Even as the two-party system has remained rather stable over the course of American history, new political identities have always been proliferating in response to social, cultural, and economic trends and events.
There were the rowdy “workies” and “Loco Focos” of Jacksonian America, who arose in response to the dislocations wrought by the “Market Revolution” of the early 19th century and were more or less incorporated into the Democratic Party’s fold. Then, of course, there were the antebellum, anti-slavery advocates who spanned both the Democratic and Whig Parties (remember that antebellum Democrats weren’t always purely pro-slavery; the Free Soilers were largely Jacksonian Democrats), and then opted for third-partyism, first unsuccessfully (the Liberty Party) and then successfully (the Republican Party). Later on, there were the “Progressives” of the early 20th century within both the Republican and Democratic parties, and even formed their own third party in support of Teddy Roosevelt’s 1912 presidential bid as the nation sought to grapple with the social and economic changes brought on by industrialization.
There are more recent examples, too. The movement conservatives that grew out of opposition to the New Deal offered a unique brand within the Republican Party before overtaking it during the Reagan era. There were also the Arthur Schlesinger-style mid-20th century liberals (like the Americans for Democratic Action) who sought to uphold a left-of-center politics within the Democratic Party while distancing themselves from Progressives and Communists.

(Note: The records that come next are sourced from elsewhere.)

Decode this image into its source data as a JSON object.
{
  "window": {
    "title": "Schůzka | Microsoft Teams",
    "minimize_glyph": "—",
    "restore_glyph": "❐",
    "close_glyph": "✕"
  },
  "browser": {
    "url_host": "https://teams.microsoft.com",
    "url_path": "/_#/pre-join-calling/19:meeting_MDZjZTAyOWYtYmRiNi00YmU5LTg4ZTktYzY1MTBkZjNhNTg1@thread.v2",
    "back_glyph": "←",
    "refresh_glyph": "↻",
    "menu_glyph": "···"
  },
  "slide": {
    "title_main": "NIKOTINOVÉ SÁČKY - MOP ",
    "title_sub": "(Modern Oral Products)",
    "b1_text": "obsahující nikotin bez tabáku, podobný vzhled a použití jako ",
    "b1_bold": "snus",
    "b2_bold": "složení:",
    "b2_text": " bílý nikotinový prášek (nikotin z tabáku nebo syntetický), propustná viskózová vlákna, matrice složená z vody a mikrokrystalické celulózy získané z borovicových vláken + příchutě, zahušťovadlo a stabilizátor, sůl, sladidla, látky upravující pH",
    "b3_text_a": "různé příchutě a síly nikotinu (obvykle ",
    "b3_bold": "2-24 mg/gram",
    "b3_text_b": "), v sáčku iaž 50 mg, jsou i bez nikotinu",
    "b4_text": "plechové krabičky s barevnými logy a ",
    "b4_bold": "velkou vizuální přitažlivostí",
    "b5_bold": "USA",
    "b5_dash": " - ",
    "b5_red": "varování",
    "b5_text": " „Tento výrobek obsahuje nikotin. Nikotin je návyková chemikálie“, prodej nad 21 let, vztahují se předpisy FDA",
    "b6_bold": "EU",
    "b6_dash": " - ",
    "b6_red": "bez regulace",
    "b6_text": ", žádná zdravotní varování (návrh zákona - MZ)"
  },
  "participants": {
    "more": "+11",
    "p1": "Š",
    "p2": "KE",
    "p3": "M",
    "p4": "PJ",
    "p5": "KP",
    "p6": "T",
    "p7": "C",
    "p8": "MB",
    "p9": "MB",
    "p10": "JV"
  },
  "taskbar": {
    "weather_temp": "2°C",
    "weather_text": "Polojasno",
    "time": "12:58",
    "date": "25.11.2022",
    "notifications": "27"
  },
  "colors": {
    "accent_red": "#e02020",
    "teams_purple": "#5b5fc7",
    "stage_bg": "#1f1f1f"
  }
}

Some of these political identities spanned the two major parties, some formed third parties themselves, and some overtook one of the two major parties. While they differed in terms of their long-term electoral success, they all arose in response to potent forces in American life to which the two-party establishment, to some degree, was failing to adequately respond.